Do Your Genetics Increase Your Gum Disease Risk?

general dentist in Aloha

As a general dentist in Aloha, Dr. Bronitsky remains dedicated to providing the community with the type of quality dental care needed for her patients to enjoy a healthy, great-looking smile for a lifetime.

With almost 10 percent of the world’s population dealing with severe gum disease, a condition known as periodontitis, quality dental care is the key to avoiding the types of oral health problems that can lead to permanent tooth loss. While brushing and flossing remain the two most important habits for a patient to reduce their risk for dental disease and decay, oral hygiene alone may not be enough.

A recent study sought to determine whether a person’s genetics may play an equally important role in determining their oral health. In the study, researchers set out to determine whether an individual’s genes or the unique composition of oral bacteria in the mouth might increase some patient’s risk for developing severe gum disease.

The results of the study were published in the International Journal of Environmental Research and Public Health.

What Role do Genetics Play?

A variety of risk factors have been linked to gum disease that range from smoking and stress to obesity and diabetes. To determine the possible effect an individual’s oral microbiome – the collection of oral bacteria in their mouth – and their genes have on gum disease risk, researchers examined data collected on over 14,000 Japanese adults during a four-year period.

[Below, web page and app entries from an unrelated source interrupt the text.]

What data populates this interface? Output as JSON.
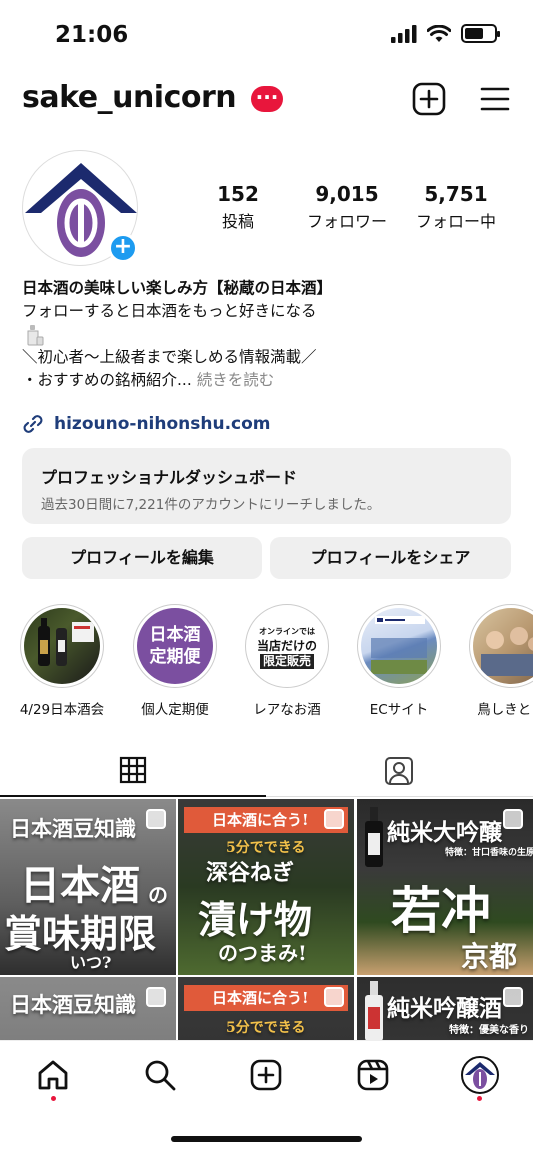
{
  "status_bar": {
    "time": "21:06",
    "icons": [
      "signal-icon",
      "wifi-icon",
      "battery-icon"
    ]
  },
  "header": {
    "username": "sake_unicorn",
    "badge": "···",
    "icons": [
      "new-post-icon",
      "menu-icon"
    ]
  },
  "profile": {
    "stats": [
      {
        "value": "152",
        "label": "投稿"
      },
      {
        "value": "9,015",
        "label": "フォロワー"
      },
      {
        "value": "5,751",
        "label": "フォロー中"
      }
    ],
    "bio": {
      "name": "日本酒の美味しい楽しみ方【秘蔵の日本酒】",
      "line1": "フォローすると日本酒をもっと好きになる",
      "line3": "＼初心者〜上級者まで楽しめる情報満載／",
      "line4": "・おすすめの銘柄紹介...",
      "more": "続きを読む"
    },
    "link": "hizouno-nihonshu.com"
  },
  "dashboard": {
    "title": "プロフェッショナルダッシュボード",
    "subtitle": "過去30日間に7,221件のアカウントにリーチしました。"
  },
  "actions": {
    "edit": "プロフィールを編集",
    "share": "プロフィールをシェア"
  },
  "highlights": [
    {
      "label": "4/29日本酒会"
    },
    {
      "label": "個人定期便",
      "cover_text1": "日本酒",
      "cover_text2": "定期便"
    },
    {
      "label": "レアなお酒",
      "cover_text1": "オンラインでは",
      "cover_text2": "当店だけの",
      "cover_text3": "限定販売"
    },
    {
      "label": "ECサイト"
    },
    {
      "label": "鳥しきと日"
    }
  ],
  "posts": [
    {
      "t1": "日本酒豆知識",
      "t2": "日本酒",
      "t3": "の",
      "t4": "賞味期限",
      "t5": "いつ?"
    },
    {
      "t1": "日本酒に合う!",
      "t2": "5分でできる",
      "t3": "深谷ねぎ",
      "t4": "漬け物",
      "t5": "のつまみ!"
    },
    {
      "t1": "純米大吟醸",
      "t2": "特徴：甘口香味の生原酒",
      "t3": "若冲",
      "t4": "京都"
    },
    {
      "t1": "日本酒豆知識"
    },
    {
      "t1": "日本酒に合う!",
      "t2": "5分でできる"
    },
    {
      "t1": "純米吟醸酒",
      "t2": "特徴：優美な香り"
    }
  ],
  "colors": {
    "badge": "#e8163c",
    "link": "#1f3d7a",
    "plus": "#1d9bf0",
    "logo_navy": "#1c2a6e",
    "logo_purple": "#7b4fa0"
  }
}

Each participant had received an oral exam, completed a questionnaire on their oral hygiene habits, and had provided a saliva sample that was analyzed for certain genetic markers. The research team then selected 22 participants with no other risk factors for gum disease and separated them into groups – one with severe gum disease and another control group with healthy mouths. After analyzing the oral bacteria found in the mouths of both groups, researchers discovered some significant differences.

The microbes found in the mouths of participants with gum disease were different, and more diverse, than what was found in the control group. Unlike the control group, participants with gum disease were found to have high levels of certain types of bacteria, such as Porphyromonas gingivalis, that previous research has identified as a primary contributor of gum disease development.

However, the one factor that researchers didn’t detect as having a significant impact on an individual’s oral health was their genetic makeup.

The composition of an individual’s oral bacteria is far more likely to predispose someone to gum disease rather than their DNA, concluded the research team.

The results of this study are actually good news for patients. Genetics can predispose a patient to a variety of health issues, but maintaining the health of your teeth and gums isn’t simply a matter of genetic luck. By making a commitment to brushing and floss, and by scheduling regular exams and cleanings with your general dentist in Aloha, you can successfully lower your risk for gum disease.

Your Oral Health Matters

Decades worth of research has found that the state of an individual’s oral health significantly affects their risk for a variety of health problems. Patients experiencing tooth decay and gum disease have a significantly higher risk for developing a range of chronic health conditions that include heart disease, diabetes, dementia, obesity, and cancer.

By visiting your general dentist in Aloha, Dr. Bronitsky and help to protect not only your oral health, but your overall health as well.